(Task details): Find the word "carameliced" below. Copy each line that has it.

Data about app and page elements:
..........

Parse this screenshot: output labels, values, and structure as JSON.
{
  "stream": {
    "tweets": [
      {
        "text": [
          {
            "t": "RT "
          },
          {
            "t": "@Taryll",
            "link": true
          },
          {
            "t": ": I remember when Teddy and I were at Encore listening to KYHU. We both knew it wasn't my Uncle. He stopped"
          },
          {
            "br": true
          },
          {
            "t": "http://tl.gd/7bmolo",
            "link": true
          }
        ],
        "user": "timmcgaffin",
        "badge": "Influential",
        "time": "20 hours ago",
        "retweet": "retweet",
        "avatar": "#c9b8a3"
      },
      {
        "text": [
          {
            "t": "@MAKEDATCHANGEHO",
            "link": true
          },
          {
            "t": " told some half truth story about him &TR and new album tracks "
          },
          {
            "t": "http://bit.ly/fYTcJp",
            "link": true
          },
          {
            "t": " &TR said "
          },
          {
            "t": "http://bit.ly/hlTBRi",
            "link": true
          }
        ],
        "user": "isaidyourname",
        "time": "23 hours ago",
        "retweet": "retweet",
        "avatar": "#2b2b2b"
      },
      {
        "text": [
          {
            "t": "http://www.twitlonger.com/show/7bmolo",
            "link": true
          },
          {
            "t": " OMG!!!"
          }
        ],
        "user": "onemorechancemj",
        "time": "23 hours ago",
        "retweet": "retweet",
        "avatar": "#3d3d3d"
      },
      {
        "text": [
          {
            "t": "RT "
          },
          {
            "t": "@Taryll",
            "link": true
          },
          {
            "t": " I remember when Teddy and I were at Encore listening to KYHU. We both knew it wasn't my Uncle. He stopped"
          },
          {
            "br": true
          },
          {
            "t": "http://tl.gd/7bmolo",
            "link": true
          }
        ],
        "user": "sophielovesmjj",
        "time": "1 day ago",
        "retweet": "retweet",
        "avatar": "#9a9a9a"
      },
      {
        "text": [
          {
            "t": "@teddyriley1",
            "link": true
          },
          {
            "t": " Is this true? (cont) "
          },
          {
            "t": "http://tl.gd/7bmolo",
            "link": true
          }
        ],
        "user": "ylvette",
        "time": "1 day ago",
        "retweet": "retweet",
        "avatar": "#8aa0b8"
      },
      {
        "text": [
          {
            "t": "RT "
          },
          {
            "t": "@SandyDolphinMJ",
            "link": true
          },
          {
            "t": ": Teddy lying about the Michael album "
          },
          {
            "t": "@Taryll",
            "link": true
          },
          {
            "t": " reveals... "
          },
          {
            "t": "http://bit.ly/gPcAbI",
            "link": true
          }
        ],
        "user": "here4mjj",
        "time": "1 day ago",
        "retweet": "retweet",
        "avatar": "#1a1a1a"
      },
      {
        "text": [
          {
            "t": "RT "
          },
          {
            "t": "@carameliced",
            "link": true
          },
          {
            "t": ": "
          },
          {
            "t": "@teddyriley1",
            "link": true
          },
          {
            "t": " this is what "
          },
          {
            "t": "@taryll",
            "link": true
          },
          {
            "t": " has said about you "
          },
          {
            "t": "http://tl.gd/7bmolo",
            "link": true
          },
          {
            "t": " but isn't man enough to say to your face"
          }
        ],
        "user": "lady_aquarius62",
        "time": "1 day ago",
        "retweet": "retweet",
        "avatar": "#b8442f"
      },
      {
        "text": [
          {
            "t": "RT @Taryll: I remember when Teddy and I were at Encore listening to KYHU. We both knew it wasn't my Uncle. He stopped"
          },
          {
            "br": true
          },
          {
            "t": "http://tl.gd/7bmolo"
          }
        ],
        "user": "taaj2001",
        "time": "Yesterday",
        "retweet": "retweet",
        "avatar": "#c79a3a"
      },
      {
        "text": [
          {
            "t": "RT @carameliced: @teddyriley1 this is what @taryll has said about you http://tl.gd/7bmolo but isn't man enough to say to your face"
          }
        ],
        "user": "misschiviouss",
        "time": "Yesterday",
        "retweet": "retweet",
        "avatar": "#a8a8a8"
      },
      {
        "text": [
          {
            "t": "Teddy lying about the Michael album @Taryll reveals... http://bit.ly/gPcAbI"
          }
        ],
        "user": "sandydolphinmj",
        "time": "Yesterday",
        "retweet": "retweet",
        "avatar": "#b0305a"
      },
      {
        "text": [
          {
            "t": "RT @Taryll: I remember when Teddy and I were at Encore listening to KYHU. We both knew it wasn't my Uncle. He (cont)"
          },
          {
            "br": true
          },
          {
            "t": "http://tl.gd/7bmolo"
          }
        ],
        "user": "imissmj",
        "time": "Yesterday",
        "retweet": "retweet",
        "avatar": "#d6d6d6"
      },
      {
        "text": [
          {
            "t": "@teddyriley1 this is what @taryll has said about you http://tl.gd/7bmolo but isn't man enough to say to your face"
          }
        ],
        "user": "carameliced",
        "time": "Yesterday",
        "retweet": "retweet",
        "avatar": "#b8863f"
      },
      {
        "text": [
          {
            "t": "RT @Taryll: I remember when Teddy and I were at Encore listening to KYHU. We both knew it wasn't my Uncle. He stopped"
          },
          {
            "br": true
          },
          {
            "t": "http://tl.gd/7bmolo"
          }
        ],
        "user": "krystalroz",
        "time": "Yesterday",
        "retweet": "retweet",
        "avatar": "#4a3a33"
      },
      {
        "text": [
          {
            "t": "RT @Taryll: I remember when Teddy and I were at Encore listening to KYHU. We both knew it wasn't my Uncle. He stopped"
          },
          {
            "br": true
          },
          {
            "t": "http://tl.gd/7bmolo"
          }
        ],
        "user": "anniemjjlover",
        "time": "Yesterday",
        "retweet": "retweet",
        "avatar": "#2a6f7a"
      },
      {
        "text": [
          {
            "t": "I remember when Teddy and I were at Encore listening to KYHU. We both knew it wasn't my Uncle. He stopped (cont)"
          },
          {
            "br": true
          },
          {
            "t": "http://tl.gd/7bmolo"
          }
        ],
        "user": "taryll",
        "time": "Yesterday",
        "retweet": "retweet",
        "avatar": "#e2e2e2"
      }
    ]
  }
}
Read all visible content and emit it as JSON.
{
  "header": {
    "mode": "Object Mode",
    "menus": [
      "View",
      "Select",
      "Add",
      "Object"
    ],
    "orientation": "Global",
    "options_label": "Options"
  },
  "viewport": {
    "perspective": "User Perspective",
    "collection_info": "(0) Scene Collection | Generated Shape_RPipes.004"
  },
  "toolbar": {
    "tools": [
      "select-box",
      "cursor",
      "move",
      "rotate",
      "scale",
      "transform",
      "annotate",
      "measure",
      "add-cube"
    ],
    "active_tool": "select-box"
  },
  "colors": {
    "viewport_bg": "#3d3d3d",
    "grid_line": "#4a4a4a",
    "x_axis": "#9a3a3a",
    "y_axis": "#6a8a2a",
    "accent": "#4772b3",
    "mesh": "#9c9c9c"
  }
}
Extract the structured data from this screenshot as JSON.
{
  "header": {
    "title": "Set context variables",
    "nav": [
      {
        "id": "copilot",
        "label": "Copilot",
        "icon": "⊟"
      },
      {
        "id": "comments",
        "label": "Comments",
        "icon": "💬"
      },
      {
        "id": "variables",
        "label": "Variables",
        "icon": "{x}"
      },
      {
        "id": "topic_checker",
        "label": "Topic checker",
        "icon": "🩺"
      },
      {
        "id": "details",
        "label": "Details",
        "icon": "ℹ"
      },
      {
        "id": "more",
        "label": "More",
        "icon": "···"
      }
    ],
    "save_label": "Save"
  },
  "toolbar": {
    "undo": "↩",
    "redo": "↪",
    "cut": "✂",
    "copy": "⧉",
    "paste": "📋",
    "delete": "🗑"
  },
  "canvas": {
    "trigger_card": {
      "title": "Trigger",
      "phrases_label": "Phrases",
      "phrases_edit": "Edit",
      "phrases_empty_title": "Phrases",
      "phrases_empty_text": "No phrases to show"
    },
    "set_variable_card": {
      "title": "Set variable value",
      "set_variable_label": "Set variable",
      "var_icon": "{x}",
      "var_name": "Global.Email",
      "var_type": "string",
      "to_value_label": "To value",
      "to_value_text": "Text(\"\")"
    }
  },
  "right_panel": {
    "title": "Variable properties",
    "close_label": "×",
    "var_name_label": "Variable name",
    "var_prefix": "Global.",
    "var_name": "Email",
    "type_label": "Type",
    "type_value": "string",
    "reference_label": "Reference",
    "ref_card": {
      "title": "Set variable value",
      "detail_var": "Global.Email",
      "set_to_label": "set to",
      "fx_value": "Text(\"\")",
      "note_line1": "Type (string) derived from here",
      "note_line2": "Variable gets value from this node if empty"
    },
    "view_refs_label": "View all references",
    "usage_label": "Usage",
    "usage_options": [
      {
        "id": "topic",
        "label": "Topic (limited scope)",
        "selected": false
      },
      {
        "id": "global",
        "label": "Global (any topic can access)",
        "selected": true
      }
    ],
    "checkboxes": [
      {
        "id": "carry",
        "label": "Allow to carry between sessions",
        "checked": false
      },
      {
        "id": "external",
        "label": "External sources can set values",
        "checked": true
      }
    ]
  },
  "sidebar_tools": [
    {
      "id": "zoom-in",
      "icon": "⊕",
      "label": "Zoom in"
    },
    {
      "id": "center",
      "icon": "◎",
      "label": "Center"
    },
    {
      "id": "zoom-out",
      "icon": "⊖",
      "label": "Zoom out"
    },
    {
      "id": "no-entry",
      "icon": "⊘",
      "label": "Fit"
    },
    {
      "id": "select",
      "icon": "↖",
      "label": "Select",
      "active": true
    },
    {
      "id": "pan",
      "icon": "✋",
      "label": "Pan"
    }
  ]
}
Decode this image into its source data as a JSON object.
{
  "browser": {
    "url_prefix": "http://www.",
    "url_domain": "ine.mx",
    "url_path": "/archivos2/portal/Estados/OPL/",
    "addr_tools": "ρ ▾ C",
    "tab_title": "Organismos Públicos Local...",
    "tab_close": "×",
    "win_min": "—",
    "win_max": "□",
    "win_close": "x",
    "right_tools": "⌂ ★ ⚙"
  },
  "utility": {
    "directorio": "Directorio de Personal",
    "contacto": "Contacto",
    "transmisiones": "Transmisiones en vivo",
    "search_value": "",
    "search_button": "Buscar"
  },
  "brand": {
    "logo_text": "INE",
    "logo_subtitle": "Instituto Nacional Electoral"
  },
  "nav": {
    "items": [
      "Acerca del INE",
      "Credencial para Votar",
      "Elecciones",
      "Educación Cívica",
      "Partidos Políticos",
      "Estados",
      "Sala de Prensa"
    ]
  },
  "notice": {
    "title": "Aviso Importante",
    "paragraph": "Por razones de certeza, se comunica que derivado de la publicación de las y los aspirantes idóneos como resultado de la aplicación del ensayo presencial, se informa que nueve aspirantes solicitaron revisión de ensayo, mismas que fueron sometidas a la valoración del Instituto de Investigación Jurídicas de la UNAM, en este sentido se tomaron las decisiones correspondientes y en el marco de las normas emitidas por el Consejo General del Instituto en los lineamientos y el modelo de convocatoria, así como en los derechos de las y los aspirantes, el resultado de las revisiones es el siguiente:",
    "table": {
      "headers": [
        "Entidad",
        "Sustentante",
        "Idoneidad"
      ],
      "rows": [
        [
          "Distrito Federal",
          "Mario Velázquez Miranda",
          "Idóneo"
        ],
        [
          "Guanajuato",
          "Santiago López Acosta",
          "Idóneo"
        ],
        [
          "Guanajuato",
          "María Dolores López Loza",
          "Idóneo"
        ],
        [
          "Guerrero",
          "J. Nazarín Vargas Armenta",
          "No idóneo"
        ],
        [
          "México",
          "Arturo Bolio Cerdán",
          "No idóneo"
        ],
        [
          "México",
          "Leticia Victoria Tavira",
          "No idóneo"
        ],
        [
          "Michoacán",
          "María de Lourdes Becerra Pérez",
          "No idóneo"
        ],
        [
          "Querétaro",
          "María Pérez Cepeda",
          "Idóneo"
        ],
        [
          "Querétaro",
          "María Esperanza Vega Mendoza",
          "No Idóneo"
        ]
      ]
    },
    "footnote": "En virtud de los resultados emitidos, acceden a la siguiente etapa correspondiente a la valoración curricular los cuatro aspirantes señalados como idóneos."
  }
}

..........

(Answer box):
            "t": "@carameliced",
            "t": "RT @carameliced: @teddyriley1 this is what @taryll has said about you http://tl.gd/7bmolo but isn't man enough to say to your face"
        "user": "carameliced",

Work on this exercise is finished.